One of her last public appearances was in 1943, when she, Loomis, and Glover reunited for an alumni event. Lawrence died in Fort Collins in 1944, six decades after securing her place in the history of higher education in Colorado. During prescient remarks at commencement, she had described college discoveries in constant interaction with the real world – an idea utterly bound to the land-grant ideal.
“May we remember that the ideal is not built in a day,” she said in her graduation speech, “but that it is the growth of time, constantly changing as new thoughts unfold, as the mind expands under contact with the real.”
The Origin of Colorado State University
July 2, 1862
Land-grant Act: President Abraham Lincoln signs the Morrill Act. It provides states with public lands whose use and sale will fund colleges of agriculture and the mechanical arts to educate “the industrial classes.”
College Envisioned: Local settler Harris Stratton, a territorial legislator, conceives of an agricultural college in Fort Collins.
Official Founding: Territorial Gov. Edward M. McCook signs the act that formally establishes the State Agricultural College of Colorado in Fort Collins. On Feb. 11, 2020, Colorado State will mark its 150th anniversary; sesquicentennial celebrations run throughout the 2019-2020 academic year.
Claim Building: Locals construct a 16-by-24-foot brick structure at the corner of College Avenue and Laurel Street as evidence of good-faith plans to locate a college in Fort Collins.

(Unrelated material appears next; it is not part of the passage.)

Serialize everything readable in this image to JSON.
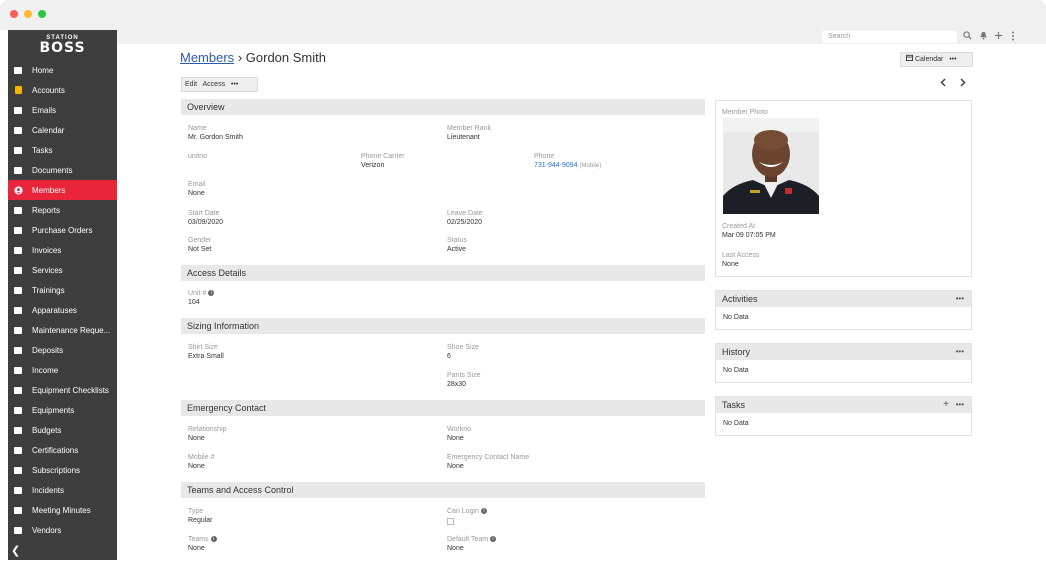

Five landowners and a Larimer County land company donated a total of 240 acres for use as the college site. (The donated land is different from acreage granted through the Morrill Act.)
Aug. 1, 1876
Statehood: Colorado becomes the 38th state. Now, it’s eligible to receive public lands to fund a college.
July 27, 1878
Main Building: A cornerstone ceremony starts construction of the Main College Building near College Avenue and Laurel Street. It cost $8,800.
At first, it housed everything: classrooms, offices, and student and faculty rooms. Later called Old Main, the building was between Spruce Hall and the Glenn Morris Field House; it was destroyed by fire in 1970.
Sept. 1, 1879
Classes Start: The State Agricultural College of Colorado opens its doors, initially offering preparatory classes before students move into rigorous college studies. Just a few students enroll, but the number quickly expands to several dozen.
June 5, 1884
First Commencement: The first three students graduate with bachelor’s degrees: Libbie Coy, left, George H. Glover, and Leonidas “Lon” Loomis. They establish the University alumni association. Coy is hired as a college instructor and becomes a pillar of the campus and community; Glover establishes the college veterinary program and grows into a statewide veterinary leader; and Loomis becomes a successful area farmer.